Data records for software interfaces

______

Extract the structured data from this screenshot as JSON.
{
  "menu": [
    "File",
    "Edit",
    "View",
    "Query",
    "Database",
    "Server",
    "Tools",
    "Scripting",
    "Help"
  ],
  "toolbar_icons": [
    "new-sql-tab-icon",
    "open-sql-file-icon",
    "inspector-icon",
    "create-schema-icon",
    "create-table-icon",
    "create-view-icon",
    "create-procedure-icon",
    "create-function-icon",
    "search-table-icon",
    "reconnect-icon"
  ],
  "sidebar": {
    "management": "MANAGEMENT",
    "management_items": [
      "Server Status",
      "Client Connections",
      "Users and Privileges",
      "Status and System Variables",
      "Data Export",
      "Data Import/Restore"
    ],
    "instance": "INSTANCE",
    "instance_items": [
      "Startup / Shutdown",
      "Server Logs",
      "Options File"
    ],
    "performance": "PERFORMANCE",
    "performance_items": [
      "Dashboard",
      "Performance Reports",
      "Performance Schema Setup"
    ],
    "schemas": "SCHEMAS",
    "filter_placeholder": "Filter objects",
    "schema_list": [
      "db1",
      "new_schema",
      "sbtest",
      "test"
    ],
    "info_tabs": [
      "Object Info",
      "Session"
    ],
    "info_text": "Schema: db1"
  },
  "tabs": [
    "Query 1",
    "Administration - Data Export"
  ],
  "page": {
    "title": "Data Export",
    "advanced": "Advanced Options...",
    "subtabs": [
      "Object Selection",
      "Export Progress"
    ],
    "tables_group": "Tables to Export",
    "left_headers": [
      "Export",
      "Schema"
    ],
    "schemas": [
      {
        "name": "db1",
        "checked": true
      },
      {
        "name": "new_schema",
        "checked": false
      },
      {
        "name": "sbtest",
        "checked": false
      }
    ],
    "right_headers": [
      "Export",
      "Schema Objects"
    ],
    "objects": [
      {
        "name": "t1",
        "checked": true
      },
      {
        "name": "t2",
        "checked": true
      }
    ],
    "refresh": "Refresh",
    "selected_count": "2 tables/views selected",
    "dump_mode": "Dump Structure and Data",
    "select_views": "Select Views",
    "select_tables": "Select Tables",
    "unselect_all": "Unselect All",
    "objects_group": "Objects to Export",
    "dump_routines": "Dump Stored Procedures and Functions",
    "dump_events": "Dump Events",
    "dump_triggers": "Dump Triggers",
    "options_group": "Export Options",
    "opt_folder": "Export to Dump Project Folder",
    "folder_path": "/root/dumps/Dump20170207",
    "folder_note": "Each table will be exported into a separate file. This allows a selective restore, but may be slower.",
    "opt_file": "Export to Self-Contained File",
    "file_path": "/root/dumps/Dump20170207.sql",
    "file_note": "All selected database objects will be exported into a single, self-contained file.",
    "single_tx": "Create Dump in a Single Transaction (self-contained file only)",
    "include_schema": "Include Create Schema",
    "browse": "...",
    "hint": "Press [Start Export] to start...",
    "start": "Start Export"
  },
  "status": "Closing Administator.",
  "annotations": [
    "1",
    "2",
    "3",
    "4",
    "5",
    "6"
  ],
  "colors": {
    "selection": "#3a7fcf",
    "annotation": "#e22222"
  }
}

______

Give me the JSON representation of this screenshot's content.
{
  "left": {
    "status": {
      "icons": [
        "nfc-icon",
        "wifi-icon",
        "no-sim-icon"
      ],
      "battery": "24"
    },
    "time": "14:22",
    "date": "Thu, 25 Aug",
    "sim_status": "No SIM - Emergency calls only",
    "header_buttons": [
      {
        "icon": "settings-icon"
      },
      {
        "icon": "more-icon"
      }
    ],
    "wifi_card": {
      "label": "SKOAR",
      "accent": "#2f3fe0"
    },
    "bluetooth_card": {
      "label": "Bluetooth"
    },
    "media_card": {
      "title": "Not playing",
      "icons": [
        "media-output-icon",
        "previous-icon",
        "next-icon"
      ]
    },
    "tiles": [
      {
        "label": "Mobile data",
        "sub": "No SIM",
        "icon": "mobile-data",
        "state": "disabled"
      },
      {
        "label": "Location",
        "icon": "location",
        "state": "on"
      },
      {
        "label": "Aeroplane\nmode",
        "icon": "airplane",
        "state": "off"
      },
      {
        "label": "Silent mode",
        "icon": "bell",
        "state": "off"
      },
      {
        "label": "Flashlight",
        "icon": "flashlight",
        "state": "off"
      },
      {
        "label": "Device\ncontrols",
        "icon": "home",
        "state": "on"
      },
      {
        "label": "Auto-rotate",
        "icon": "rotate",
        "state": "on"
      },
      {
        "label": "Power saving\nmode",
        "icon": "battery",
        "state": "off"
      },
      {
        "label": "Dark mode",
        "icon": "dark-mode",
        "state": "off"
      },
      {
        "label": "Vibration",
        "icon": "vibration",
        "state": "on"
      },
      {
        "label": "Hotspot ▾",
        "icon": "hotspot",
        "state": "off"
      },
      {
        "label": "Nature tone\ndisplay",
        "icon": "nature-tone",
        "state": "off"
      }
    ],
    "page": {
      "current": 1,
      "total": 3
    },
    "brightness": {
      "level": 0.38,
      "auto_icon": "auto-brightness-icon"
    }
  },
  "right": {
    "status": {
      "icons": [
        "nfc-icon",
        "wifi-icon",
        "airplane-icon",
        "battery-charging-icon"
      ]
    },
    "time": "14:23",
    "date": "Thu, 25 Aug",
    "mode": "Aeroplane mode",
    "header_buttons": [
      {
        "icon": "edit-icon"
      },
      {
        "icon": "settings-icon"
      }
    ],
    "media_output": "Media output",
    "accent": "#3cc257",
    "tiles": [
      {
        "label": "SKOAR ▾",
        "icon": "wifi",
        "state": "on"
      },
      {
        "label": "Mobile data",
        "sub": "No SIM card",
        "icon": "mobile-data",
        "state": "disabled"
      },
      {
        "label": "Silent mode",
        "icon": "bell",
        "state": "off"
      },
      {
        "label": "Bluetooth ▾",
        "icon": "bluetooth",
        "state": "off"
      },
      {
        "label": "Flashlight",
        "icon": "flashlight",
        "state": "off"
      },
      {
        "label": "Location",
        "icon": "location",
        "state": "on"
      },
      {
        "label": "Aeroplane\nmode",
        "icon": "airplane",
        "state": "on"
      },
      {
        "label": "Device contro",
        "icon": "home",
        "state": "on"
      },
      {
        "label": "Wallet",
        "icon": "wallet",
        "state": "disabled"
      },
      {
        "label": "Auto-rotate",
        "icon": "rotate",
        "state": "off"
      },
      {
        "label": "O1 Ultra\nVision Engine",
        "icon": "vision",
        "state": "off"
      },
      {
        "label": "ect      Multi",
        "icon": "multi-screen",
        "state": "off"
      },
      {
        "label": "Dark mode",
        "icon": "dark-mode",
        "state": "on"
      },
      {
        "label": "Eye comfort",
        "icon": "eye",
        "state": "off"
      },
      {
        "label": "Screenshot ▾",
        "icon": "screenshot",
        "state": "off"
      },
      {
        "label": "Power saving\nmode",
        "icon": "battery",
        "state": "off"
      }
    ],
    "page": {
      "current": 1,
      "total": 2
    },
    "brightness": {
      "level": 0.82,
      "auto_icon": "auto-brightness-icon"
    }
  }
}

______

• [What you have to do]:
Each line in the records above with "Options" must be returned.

• [Expected answer]:
      "Options File"
    "advanced": "Advanced Options...",
    "options_group": "Export Options",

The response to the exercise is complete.